# [ASSIGNMENT]
Exclude the pictures from your copy, and reproduce each entry below verbatim.

Excerpts from an interface dataset
>>

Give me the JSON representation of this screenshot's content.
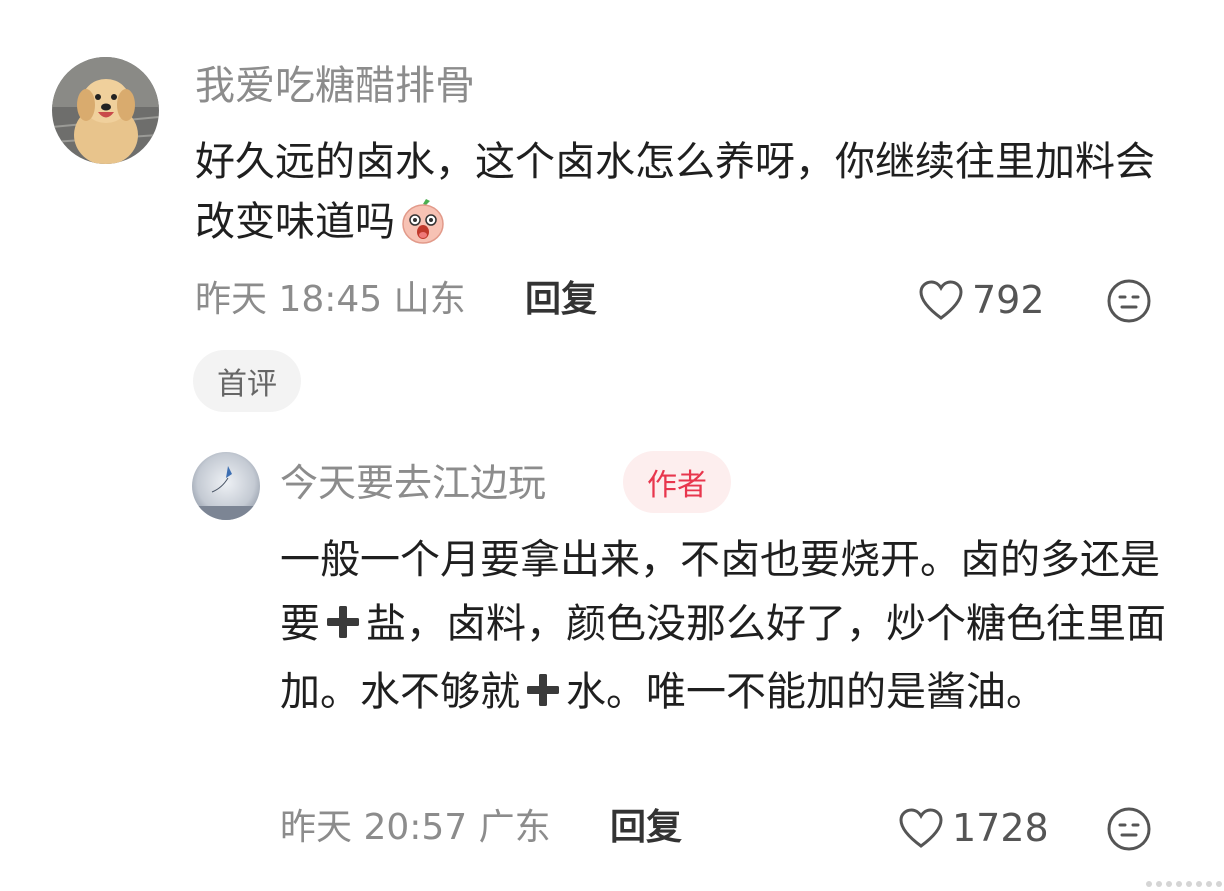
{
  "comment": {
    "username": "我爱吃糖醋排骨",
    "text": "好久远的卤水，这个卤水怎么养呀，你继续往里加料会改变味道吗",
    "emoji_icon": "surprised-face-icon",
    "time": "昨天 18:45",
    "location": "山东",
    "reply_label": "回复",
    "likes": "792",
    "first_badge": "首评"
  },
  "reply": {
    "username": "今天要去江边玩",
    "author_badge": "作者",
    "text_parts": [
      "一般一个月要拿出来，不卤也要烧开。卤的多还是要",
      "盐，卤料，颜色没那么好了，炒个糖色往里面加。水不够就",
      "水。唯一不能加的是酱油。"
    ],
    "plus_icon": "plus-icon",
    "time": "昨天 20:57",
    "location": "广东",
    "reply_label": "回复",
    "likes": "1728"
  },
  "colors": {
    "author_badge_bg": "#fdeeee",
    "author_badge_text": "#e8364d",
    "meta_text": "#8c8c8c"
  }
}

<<

# [EXPECTED OUTPUT]
Give me the JSON representation of this screenshot's content.
{
  "comment": {
    "username": "我爱吃糖醋排骨",
    "text": "好久远的卤水，这个卤水怎么养呀，你继续往里加料会改变味道吗",
    "emoji_icon": "surprised-face-icon",
    "time": "昨天 18:45",
    "location": "山东",
    "reply_label": "回复",
    "likes": "792",
    "first_badge": "首评"
  },
  "reply": {
    "username": "今天要去江边玩",
    "author_badge": "作者",
    "text_parts": [
      "一般一个月要拿出来，不卤也要烧开。卤的多还是要",
      "盐，卤料，颜色没那么好了，炒个糖色往里面加。水不够就",
      "水。唯一不能加的是酱油。"
    ],
    "plus_icon": "plus-icon",
    "time": "昨天 20:57",
    "location": "广东",
    "reply_label": "回复",
    "likes": "1728"
  },
  "colors": {
    "author_badge_bg": "#fdeeee",
    "author_badge_text": "#e8364d",
    "meta_text": "#8c8c8c"
  }
}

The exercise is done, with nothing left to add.